Pub operators in the city region have come in for criticism after an undercover Sky News investigation into several pubs in an unnamed Greater Manchester suburb found that operators were not encouraging customers to give them their details for track and trace.
The broadcaster’s report said nine-in-ten of the visited sites were not following the guidance, while operators were also caught not following Government social distancing measures on hidden cameras.
However, a joint statement made on behalf of Admiral Taverns, Greene King, Hydes, Joseph Holt Brewery, JW Lees, Marston’s, Punch, Robinsons Brewery, Star Pubs & Bars and Stonegate Pub Company concerning local lockdown measures in Greater Manchester has called upon the general public to hold up their end of the bargain.
“The Covid-19 pandemic has given us all a new set of responsibilities,” the statement read. “They are responsibilities that we all take incredibly seriously and we know that we all have an important role to play in ensuring the virus is controlled in Greater Manchester and beyond.

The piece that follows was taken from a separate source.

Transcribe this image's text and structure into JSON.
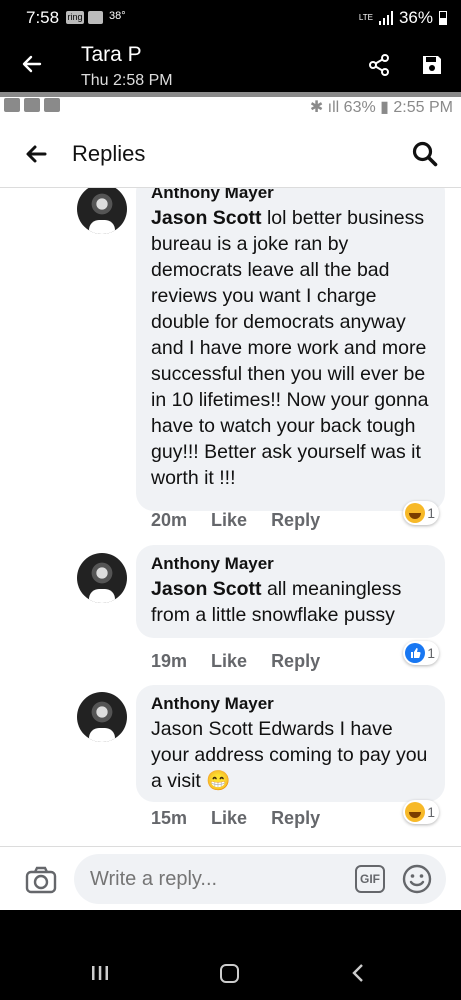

"It is vital that the trade and all industry stakeholders continue to follow the Government guidance on measures to restrict the spread and keep venues safe. In particular we continue to support the track and trace measures in collecting customer details every time that they visit a pub wherever possible.
"We also call on the public to accept their role here too, working with pubs, bars and restaurants in following guidance put in place, respecting staff and providing their contact details in support of track and trace. It is in everyone’s best interests that we continue to act responsibly and restrict the virus wherever we can.”
As previously reported by The Morning Advertiser (MA), hospitality operators across Greater Manchester were subject to more stringent lockdown measures from midnight on 31 July in a bid to discourage people from meeting up with different households in a bid to tackle local outbreaks.
Majority let down by the minority
Mayor of Greater Manchester Andy Burnham, who recently warned that pubs reported to authorities in for failing to enforce Covid-secure measures will be targeted by ‘mystery shoppers’, also backed the joint statement.
“I have called for the safe return of the pub and hospitality industry and I welcome the fact that the majority are complying with all the Government guidelines, but the majority are being let down by the minority who are not taking the regulations seriously,” he said. “I am happy to support the sector but we do need the whole industry to step up.”
Burnham also implored the public to continue to follow Government guidelines that he reiterated are in place to keep them safe.
“Most people are doing so, but some are not and I urge those people to think twice,” he continued. “If you get coronavirus, you may not know, and spread the infection further in your home and your community.
"We are all adjusting to a new situation, and I know it is difficult, but now is not the time to give up. We must all work to reduce the rates of infection within our city-region.”
Greater Manchester’s night-time economy advisor Sacha Lord also backed the joint message echoing that the public must play their part in helping to stop the spread of the virus.
“It is on us to respect social distancing, track and trace and all of the measures that are in place to keep us safe,” he said. “While some may feel that they aren’t in the ‘at risk’ age group, it is their family and grandparents at home who they are putting at risk and I urge them to consider that when planning a night out with large groups.
“The majority of venues are working extremely hard to keep customers and staff safe, and I thank them for that. It is only by working together that we can overcome this devastating time for the sector.”
News of the joint statement follows calls from the Local Government Association (LGA) for local authorities to be entrusted with extra power to shut pubs and other licensed premises flying in the face of Covid-19 safety guidance.
“It needs to be mandatory for premises to follow this Government safety guidance and councils need the right powers to intervene and take action if necessary,” councillor Nesil Caliskan, chair of the LGA’s Safer and Stronger Communities Board, explained.
“It does not take long for this virus to spread if allowed. While councils do not want to have to shut anywhere down, business owners need to know that councils have the power to act if local communities are put at risk.”